Project: Hologram Pi-ramid - PiCasso Design Challenge Blog #4 - Plexiglass Pyramid
Claiming the second spot this week is the fourth update to project Hologram Pi-ramid by Luis Ortiz. While we all appreciate updates on the electronic hardware as well as the software segments of each project, I have a serious love for clean mechanical builds, and that is what this weeks update from Luis was all about.

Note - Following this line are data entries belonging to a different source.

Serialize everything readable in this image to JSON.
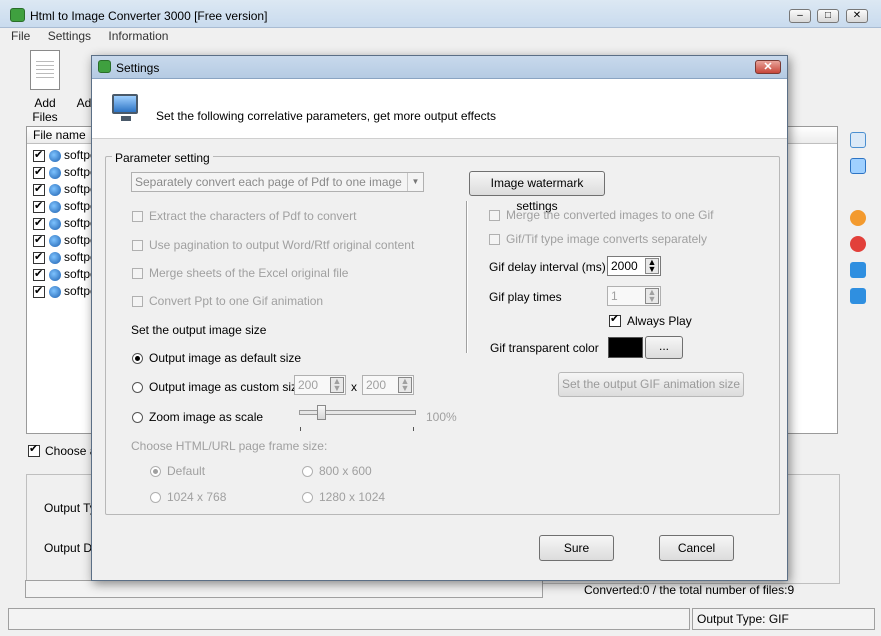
{
  "app": {
    "title": "Html to Image Converter 3000 [Free version]"
  },
  "menu": [
    "File",
    "Settings",
    "Information"
  ],
  "toolbar": {
    "add_files": "Add Files",
    "add_partial": "Ad"
  },
  "filelist": {
    "header": "File name",
    "rows": [
      "softpe",
      "softpe",
      "softpe",
      "softpe",
      "softpe",
      "softpe",
      "softpe",
      "softpe",
      "softpe"
    ]
  },
  "main": {
    "choose_label": "Choose a",
    "output_type_label": "Output Ty",
    "output_dir_label": "Output Di"
  },
  "status": {
    "converted": "Converted:0  /  the total number of files:9",
    "output_type": "Output Type: GIF"
  },
  "dialog": {
    "title": "Settings",
    "header_text": "Set the following correlative parameters, get more output effects",
    "group_label": "Parameter setting",
    "pdf_combo": "Separately convert each page of Pdf to one image",
    "watermark_button": "Image watermark settings",
    "left_options": [
      "Extract the characters of Pdf to convert",
      "Use pagination to output Word/Rtf original content",
      "Merge sheets of the Excel original file",
      "Convert Ppt to one Gif animation"
    ],
    "size_heading": "Set the output image size",
    "size_default": "Output image as default size",
    "size_custom": "Output image as custom size",
    "custom_w": "200",
    "custom_x": "x",
    "custom_h": "200",
    "zoom_label": "Zoom image as scale",
    "zoom_value": "100%",
    "zoom_level": 1.0,
    "frame_heading": "Choose HTML/URL page frame size:",
    "frame_options": [
      "Default",
      "800 x 600",
      "1024 x 768",
      "1280 x 1024"
    ],
    "right_options": [
      "Merge the converted images to one Gif",
      "Gif/Tif type image converts separately"
    ],
    "gif_delay_label": "Gif delay interval (ms)",
    "gif_delay_value": "2000",
    "gif_play_label": "Gif play times",
    "gif_play_value": "1",
    "always_play": "Always Play",
    "transparent_label": "Gif transparent color",
    "transparent_color": "#000000",
    "color_button": "...",
    "gif_size_button": "Set the output GIF animation size",
    "ok_button": "Sure",
    "cancel_button": "Cancel"
  }
}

Using a 3D printed jig, some solvent-based glue, and some plexiglass, Luis was able to make a flawless pyramid that will be perfect for projecting a hologram onto. “To bond all the Plexiglass pieces together I used Methylene chloride, also known as dichloromethane or DCM; a fast-drying solvent that welds some plastics by softening the polymer and fusing it together, which I applied with a small blunt tip syringe allowing it to flow along the surfaces to be joined via capillary action,” he wrote. “To add support I used some of the 3d printed parts assembled together, a rubber band and a little help of gravity.” A photo of the assembled pyramid and a quick demonstration video can be found in the full post at the link above.
Project: POV Globe - PiCasso Design Challenge Blog #6 - Power Transmission
One of the things I love best about Design Challenges is observing how the challengers solve problems that arise during their projects build. What makes this so special for me is when a solution is presented that I would have never come up with. In the sixth update to project POV Globe, Dale Winhold was faced with the challenge of supplying power to the Raspberry Pi that is mounted to the rotating section of the POV globe. My solution would have been complicated, expensive, and involved a collector ring, but Dale simply supplied power to the spinning disk by feeding the power through each pole of the globe. The south pole feeds in the positive line, and the north pole feeds in the ground line giving the Raspberry Pi and LEDs a constant connection to power. Dale has included a short demonstration video at the end of the full post.
That is going to wrap up this weeks coverage of the Picasso Design Challenge. If you have not yet done so, please take a moment and check out all of this weeks updates, and show our challengers some love in the comments section of each update post. Check back next week for another weekly design challenge summary.